Australian technology news, reviews, and guides to help you
Australian technology news, reviews, and guides to help you
There's a CR2032 battery inside the Apple AirTag.

Energizer makes a safer button battery for kids

A new style of battery can tell you if your kids have accidentally ingested it simply by looking at the colour of their mouth.

When the Apple AirTags were released, Apple received criticism over its choice of batteries. While most Apple devices have a built-in rechargeable battery you can’t touch or replace, the AirTags rely on the common CR2032 button battery, a type that’s very small but comes with some risks.

Adults don’t have many risks with the button batteries, but kids definitely do. Small and fairly easy for kids to swallow, button batteries are dangerous for kids due to how quickly they can burn up their insides, potentially being fatal in the process.

Parents are already advised to keep batteries out of reach of children, but button batteries are even more risky due to their size.
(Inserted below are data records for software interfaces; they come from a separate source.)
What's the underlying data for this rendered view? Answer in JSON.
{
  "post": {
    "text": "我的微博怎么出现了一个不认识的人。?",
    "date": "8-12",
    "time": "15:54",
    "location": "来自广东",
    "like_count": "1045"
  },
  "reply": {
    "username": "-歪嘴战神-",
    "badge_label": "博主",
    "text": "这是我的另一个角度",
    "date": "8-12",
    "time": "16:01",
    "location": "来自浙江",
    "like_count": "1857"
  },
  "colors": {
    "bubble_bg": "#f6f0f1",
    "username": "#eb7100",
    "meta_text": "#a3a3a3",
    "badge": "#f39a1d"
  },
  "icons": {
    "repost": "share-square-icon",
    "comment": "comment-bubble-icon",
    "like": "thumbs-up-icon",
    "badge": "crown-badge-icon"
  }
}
Over time, battery makers have improved child protection features of batteries, including bitter surfaces to make them less palatable, as well as child-proof packaging that can get close to being adult-proof at times, as well.

However, Energizer’s latest addition may be the most helpful yet: a special surface that when exposed to saliva changes the colour of the mouth to let parents know something is wrong.

Called “Colour Alert”, it’s a small layer of blue dye dots that when hit with moisture like that of saliva, they will release their colour and change the look of whatever they’ve been in contact with. If you have wet hands, that’ll be your fingers, but since you shouldn’t handle batteries with wet hands, probably not that.

Rather, they’re mostly there to warn parents that their kids have swallowed a battery, with a blue mouth signalling to parents that something is wrong, and to get their kids to the hospital immediately.

Energizer’s Colour Alert batteries also come with the bitter coating and child-proof security packs, essentially providing three deterrents to swallowing batteries. The dye reaction occurs quickly, and is a non-toxic food grade dye, which should get the attention of a carer, particularly when someone tastes something bitter that makes their mouth blue.

It’s worth noting that Energizer’s child safe Colour Alert batteries may not be compatible with the aforementioned AirTag, something Apple warns of with other bitter-layer batteries.

However, if you don’t use an AirTag and still need some of these button batteries, and are worried about your kids swallowing one, this new generation could provide some peace of mind knowing it can offer a warning if the worst does happen.

Read next